The 100-foot-high gusher of reddish water, mixed with soil and carbon dioxide, is being shot from the parched soil of La Mancha in central Spain at the rate of 13 gallons per second.
The water burst forth on July 25, as olive growers in the city of Granatula de Calatrava were deepening an existing well. They initially tried unsuccessfully to stop the flow of water by piling rocks over the opening.
Geologists studying the site say that it is definitely not a geyser, because it is not an intermittent event and the water is cool. Enrique Calleja, director of hydrology for the Castilla-La Mancha regional government, also emphasized that the region has not seen a volcano in hundreds of thousands of years. He explained that the spout is probably caused by an aquifer, a water-bearing layer of rock or sand. Aquifers typically are of great volume and under tremendous pressure.
The water, which is emanating from a hole 460 feet deep, has shown no sign of diminishing. Calleja said, "I've never heard of anything of this intensity in Spain, Europe or anywhere else for that matter."

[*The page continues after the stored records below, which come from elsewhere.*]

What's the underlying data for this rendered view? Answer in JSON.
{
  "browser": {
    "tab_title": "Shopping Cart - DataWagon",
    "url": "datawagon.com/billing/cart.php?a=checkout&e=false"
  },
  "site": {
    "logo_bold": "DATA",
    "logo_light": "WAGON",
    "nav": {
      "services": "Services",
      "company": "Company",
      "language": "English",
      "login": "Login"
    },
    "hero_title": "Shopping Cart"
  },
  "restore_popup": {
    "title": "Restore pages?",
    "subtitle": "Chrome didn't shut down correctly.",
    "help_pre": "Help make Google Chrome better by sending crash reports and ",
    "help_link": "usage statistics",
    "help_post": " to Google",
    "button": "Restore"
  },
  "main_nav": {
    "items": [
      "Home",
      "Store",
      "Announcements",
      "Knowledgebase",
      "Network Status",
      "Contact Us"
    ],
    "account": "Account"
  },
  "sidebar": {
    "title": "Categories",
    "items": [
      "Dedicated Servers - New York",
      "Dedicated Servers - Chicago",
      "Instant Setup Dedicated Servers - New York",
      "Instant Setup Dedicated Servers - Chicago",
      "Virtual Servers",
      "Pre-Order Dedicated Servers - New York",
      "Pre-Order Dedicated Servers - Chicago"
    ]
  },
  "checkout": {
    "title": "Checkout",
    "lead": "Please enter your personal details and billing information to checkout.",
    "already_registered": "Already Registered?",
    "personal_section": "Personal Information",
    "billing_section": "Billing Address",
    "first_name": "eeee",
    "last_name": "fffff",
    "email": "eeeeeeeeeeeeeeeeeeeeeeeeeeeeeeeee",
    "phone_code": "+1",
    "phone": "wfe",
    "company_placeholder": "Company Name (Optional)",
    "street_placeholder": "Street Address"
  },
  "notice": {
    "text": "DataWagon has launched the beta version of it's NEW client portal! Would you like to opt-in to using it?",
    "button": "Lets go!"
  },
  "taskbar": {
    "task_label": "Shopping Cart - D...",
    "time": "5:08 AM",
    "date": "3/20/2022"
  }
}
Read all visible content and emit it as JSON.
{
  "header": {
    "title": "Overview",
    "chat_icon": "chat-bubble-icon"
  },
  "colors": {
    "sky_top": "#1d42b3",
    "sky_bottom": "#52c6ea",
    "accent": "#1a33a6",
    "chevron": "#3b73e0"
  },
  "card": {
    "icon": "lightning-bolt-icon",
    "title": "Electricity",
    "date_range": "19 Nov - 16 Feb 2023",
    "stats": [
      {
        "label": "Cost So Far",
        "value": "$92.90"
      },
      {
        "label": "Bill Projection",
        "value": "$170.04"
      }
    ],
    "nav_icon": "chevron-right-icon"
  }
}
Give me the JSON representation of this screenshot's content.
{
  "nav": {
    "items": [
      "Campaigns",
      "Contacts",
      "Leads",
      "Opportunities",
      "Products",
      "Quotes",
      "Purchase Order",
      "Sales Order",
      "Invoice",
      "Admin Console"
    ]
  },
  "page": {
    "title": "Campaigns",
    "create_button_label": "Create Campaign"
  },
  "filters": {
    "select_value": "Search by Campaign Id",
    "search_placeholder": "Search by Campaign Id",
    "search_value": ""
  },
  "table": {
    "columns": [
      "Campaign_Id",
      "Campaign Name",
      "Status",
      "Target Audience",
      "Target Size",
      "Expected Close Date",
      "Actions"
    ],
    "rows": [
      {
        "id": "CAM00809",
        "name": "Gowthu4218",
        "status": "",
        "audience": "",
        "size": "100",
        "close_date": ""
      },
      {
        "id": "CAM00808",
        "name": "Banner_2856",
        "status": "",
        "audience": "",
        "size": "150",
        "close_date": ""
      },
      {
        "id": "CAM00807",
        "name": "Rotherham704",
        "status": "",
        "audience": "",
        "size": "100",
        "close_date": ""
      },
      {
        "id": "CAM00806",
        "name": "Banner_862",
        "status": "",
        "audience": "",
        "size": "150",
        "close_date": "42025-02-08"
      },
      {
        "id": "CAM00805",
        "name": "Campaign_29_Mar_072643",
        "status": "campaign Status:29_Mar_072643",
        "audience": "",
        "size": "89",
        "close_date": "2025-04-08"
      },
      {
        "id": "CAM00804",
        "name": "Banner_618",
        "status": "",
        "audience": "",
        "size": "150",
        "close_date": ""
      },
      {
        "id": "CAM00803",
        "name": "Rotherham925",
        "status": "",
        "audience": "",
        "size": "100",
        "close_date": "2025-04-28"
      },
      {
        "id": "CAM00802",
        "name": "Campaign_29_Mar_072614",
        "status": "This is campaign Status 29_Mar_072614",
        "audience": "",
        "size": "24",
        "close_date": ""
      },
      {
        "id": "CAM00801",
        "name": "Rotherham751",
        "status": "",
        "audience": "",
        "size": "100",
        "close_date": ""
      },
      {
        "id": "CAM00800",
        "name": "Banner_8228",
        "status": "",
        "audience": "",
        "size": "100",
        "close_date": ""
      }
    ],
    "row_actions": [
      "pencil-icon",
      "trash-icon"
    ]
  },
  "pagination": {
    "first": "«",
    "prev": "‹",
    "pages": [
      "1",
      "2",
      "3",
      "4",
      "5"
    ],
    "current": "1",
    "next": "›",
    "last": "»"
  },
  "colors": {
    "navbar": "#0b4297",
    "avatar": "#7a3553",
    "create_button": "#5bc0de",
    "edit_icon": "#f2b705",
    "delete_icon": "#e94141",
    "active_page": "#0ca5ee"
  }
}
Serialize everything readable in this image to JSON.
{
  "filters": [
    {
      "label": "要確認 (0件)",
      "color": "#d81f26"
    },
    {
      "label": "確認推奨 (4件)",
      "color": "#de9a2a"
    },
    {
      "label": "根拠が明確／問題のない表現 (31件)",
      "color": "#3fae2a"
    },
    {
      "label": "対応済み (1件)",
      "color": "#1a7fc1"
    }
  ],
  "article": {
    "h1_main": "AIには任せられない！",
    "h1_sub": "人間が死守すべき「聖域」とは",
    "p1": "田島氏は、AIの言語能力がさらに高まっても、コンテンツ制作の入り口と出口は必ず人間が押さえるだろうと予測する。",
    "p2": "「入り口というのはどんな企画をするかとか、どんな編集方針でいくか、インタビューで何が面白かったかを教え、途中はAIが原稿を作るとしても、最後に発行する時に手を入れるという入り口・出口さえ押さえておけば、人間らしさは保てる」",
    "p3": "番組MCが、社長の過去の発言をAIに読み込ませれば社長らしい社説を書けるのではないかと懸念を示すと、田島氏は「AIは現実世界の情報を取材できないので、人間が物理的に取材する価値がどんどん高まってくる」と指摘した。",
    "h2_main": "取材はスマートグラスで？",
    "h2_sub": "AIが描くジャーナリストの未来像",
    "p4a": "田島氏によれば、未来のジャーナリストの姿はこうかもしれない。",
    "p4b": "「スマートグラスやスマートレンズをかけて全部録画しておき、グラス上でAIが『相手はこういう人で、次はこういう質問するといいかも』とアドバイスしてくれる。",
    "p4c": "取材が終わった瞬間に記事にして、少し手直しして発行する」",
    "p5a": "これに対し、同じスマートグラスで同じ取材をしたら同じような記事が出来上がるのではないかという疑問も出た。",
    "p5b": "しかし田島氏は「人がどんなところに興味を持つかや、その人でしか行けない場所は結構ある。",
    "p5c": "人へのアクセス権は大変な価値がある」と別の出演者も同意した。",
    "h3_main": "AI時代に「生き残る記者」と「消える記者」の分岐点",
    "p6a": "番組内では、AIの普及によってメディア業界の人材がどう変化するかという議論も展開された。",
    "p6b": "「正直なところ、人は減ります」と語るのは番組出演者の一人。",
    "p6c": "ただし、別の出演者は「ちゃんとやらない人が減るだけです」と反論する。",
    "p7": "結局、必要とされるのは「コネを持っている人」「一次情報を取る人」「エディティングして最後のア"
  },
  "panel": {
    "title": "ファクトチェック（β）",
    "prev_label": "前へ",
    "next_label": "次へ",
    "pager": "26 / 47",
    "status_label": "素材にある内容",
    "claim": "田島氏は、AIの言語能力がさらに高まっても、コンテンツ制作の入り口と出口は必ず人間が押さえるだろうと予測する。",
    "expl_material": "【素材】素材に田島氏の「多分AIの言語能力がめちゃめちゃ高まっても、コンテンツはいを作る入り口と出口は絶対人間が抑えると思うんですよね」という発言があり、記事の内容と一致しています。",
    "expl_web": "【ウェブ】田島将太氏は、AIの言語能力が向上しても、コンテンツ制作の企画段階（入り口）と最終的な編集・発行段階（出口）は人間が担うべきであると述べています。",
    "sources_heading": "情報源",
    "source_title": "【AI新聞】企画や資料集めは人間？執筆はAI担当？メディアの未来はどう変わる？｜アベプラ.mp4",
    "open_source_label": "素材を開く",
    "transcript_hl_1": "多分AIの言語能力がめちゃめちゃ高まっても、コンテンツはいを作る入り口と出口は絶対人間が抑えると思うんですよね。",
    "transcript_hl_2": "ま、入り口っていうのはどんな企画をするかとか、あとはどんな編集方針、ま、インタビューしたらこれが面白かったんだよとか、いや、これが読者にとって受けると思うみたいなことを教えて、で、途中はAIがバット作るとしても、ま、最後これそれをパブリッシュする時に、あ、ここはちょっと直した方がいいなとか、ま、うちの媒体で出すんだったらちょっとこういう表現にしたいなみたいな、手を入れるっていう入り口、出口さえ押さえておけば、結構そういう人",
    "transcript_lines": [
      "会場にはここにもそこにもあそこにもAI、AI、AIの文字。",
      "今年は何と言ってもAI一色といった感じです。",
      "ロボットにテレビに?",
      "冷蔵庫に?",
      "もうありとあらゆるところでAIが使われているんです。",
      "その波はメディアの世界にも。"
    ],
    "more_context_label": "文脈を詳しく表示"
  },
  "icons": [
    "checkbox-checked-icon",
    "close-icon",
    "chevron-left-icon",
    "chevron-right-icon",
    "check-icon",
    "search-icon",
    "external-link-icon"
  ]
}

Geologists cautioned the masses of people flocking to the site to keep a safe distance, as the highly concentrated amounts of carbon dioxide could be toxic. They also warned of the possibility of rocks being shot forth in the spout.